The task – Go through the data and copy each line that holds "Rendering".
=== Begin Enclosure ===
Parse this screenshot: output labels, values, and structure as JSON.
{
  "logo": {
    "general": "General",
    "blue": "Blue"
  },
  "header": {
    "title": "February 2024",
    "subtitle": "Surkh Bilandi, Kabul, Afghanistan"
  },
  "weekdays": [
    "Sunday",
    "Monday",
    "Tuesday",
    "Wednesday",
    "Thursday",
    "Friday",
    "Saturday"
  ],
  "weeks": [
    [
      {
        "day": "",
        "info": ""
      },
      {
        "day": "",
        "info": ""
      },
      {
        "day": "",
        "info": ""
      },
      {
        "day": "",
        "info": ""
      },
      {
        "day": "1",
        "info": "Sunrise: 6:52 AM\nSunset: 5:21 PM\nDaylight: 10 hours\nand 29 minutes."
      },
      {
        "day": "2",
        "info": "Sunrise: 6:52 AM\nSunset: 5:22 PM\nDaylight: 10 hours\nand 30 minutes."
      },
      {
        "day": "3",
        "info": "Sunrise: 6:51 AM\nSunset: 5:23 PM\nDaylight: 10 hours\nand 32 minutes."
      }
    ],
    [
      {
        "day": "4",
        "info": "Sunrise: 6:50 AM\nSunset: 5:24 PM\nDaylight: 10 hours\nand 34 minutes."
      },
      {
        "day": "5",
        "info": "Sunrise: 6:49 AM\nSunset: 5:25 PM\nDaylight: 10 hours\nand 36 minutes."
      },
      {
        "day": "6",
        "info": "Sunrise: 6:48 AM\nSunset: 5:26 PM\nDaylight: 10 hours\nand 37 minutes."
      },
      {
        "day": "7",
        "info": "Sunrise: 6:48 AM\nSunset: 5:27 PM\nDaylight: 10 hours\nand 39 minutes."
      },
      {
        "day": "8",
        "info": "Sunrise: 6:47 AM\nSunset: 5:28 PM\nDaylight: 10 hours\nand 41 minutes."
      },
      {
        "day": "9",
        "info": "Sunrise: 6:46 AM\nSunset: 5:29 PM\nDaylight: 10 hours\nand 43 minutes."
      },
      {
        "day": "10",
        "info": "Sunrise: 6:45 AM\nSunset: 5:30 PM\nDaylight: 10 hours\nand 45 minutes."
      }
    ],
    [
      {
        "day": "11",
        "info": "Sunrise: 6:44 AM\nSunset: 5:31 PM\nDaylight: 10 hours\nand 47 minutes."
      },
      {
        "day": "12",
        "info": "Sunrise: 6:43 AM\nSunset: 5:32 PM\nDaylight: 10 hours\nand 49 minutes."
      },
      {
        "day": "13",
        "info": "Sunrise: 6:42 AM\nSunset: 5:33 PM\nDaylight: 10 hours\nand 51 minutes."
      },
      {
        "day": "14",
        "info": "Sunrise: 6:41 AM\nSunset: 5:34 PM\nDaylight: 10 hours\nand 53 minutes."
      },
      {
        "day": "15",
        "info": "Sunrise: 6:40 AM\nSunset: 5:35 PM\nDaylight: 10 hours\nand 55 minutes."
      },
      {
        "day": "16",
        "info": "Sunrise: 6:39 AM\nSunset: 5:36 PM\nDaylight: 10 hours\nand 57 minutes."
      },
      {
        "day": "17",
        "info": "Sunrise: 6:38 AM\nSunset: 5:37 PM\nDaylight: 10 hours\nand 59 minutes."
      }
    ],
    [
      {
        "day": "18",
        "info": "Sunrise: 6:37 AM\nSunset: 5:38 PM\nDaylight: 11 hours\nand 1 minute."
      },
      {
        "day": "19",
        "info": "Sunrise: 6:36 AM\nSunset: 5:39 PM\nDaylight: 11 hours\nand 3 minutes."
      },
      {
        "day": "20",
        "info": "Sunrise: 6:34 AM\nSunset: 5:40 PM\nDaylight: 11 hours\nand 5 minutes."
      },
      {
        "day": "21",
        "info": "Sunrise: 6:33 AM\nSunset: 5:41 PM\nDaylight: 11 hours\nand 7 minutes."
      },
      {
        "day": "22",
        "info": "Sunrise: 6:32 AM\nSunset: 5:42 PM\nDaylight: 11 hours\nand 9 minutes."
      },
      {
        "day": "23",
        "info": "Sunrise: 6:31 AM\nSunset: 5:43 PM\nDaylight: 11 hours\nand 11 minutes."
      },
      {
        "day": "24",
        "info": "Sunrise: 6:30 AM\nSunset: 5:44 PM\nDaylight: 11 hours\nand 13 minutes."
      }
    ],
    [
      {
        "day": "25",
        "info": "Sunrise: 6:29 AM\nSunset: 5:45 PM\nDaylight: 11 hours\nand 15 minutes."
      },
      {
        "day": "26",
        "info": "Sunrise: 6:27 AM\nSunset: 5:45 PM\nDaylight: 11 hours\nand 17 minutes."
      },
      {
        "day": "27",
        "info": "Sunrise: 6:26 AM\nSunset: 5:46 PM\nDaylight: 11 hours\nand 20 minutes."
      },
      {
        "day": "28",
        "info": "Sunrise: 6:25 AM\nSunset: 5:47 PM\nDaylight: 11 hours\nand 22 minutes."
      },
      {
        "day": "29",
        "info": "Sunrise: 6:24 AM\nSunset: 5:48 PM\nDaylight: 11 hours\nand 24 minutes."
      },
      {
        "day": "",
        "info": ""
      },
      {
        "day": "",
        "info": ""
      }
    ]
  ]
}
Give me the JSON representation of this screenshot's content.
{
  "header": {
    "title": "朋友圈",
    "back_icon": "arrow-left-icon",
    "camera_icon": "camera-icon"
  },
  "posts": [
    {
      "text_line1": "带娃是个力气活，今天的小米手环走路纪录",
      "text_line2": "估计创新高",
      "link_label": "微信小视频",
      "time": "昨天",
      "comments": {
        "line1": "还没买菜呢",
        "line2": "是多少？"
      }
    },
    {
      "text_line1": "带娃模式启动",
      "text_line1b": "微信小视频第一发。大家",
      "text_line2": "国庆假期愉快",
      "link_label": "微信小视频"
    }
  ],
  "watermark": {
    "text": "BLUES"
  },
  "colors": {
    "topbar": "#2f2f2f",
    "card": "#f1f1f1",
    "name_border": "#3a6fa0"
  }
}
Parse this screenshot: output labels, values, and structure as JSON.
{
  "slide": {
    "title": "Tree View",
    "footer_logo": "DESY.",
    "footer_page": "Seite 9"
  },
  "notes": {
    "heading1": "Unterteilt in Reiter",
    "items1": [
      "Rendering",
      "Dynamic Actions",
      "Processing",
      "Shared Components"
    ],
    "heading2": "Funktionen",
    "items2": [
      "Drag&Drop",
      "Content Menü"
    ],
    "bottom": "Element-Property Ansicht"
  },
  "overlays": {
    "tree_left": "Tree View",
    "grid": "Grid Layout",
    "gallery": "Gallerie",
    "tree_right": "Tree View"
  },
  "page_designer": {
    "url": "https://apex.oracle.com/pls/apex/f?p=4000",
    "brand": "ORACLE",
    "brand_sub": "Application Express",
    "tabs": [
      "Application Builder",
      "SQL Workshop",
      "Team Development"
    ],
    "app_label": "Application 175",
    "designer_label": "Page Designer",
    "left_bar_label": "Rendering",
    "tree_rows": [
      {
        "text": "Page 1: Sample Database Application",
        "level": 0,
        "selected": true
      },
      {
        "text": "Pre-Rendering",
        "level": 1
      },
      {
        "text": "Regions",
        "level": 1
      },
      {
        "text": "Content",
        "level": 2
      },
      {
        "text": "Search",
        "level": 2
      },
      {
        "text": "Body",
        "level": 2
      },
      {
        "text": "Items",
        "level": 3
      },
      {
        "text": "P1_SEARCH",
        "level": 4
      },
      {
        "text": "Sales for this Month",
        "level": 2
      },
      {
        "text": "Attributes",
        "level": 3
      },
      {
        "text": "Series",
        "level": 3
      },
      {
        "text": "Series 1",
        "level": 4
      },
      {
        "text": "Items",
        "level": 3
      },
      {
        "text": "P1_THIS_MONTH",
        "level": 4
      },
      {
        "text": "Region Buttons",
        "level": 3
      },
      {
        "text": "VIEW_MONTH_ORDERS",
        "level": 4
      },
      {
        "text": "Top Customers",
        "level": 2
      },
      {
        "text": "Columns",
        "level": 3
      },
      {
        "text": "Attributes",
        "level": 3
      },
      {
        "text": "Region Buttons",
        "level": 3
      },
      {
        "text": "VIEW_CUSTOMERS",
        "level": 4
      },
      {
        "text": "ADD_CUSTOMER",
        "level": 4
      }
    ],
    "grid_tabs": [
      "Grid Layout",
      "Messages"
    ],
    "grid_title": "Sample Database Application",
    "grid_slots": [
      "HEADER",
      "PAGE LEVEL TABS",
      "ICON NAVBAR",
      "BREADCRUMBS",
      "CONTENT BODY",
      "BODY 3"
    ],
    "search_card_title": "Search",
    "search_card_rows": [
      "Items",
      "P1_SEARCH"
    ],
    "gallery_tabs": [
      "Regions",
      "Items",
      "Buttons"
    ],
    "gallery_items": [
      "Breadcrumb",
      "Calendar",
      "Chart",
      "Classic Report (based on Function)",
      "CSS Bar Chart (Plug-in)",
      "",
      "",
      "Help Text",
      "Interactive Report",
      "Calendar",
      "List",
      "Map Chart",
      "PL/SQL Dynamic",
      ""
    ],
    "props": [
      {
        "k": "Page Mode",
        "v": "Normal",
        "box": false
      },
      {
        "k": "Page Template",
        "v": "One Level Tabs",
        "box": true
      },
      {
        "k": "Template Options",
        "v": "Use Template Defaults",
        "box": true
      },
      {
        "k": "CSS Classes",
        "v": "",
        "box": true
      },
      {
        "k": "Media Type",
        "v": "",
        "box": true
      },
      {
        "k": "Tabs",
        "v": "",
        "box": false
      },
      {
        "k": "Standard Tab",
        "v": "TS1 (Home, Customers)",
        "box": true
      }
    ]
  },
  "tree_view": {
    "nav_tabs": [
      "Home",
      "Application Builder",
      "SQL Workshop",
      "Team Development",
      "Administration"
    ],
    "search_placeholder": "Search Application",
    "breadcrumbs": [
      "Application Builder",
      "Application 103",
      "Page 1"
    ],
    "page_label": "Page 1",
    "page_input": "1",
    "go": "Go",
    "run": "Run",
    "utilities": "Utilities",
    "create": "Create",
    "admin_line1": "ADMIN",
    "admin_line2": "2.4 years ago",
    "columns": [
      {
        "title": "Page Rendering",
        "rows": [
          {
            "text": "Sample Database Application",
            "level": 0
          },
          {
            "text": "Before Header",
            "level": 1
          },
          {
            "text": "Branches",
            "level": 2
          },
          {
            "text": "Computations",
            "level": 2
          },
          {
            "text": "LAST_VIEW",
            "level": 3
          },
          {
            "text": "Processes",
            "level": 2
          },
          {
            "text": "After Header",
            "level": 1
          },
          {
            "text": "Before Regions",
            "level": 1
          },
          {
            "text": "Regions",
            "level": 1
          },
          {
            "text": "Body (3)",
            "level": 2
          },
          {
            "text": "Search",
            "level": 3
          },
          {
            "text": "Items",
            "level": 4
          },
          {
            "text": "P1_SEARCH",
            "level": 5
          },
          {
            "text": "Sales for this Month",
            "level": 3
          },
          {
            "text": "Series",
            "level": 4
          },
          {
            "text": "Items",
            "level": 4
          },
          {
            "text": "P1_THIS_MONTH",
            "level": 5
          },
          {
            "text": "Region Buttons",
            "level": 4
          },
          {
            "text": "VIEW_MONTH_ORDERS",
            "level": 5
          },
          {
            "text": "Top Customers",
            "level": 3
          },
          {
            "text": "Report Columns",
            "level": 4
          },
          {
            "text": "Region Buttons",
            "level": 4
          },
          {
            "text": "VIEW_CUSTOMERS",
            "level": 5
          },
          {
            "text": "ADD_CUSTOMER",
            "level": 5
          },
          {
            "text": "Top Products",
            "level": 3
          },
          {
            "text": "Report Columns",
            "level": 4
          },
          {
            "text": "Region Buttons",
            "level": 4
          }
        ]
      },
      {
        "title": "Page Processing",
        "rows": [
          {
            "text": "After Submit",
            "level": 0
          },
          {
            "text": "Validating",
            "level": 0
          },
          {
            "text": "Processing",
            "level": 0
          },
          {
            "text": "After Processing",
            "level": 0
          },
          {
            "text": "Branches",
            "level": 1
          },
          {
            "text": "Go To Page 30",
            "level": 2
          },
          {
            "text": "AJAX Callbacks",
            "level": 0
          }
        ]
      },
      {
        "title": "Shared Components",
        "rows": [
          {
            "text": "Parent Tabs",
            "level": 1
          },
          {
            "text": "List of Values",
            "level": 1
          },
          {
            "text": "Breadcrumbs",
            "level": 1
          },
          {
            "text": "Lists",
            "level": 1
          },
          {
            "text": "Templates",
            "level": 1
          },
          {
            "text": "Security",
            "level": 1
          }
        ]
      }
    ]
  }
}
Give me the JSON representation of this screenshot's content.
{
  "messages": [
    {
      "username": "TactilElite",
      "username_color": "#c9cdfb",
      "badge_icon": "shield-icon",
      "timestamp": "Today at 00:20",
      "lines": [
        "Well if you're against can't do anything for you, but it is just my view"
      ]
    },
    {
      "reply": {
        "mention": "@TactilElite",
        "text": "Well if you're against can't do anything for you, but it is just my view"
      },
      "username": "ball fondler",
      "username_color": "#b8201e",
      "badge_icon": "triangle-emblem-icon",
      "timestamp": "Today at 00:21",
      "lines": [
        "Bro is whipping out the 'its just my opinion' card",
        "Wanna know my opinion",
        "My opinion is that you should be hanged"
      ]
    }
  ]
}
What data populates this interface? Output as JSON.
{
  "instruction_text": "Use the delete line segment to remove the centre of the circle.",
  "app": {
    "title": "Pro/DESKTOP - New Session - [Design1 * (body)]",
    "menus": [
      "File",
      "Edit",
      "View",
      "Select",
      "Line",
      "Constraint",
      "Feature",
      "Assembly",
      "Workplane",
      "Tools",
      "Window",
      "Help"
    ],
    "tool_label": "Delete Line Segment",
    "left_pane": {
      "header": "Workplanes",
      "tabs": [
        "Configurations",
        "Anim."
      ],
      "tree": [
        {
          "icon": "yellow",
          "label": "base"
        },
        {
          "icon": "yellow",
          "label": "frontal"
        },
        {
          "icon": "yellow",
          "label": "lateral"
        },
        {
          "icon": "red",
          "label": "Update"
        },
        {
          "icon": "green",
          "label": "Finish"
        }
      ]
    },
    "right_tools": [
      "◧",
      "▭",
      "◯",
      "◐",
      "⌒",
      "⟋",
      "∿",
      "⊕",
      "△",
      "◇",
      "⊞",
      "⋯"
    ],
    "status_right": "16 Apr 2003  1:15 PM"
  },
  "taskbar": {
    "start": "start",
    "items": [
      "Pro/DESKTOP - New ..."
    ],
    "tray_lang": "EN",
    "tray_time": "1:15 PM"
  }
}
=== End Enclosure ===
Exercise output –
      "Rendering",
    "left_bar_label": "Rendering",
        "text": "Pre-Rendering",
        "title": "Page Rendering",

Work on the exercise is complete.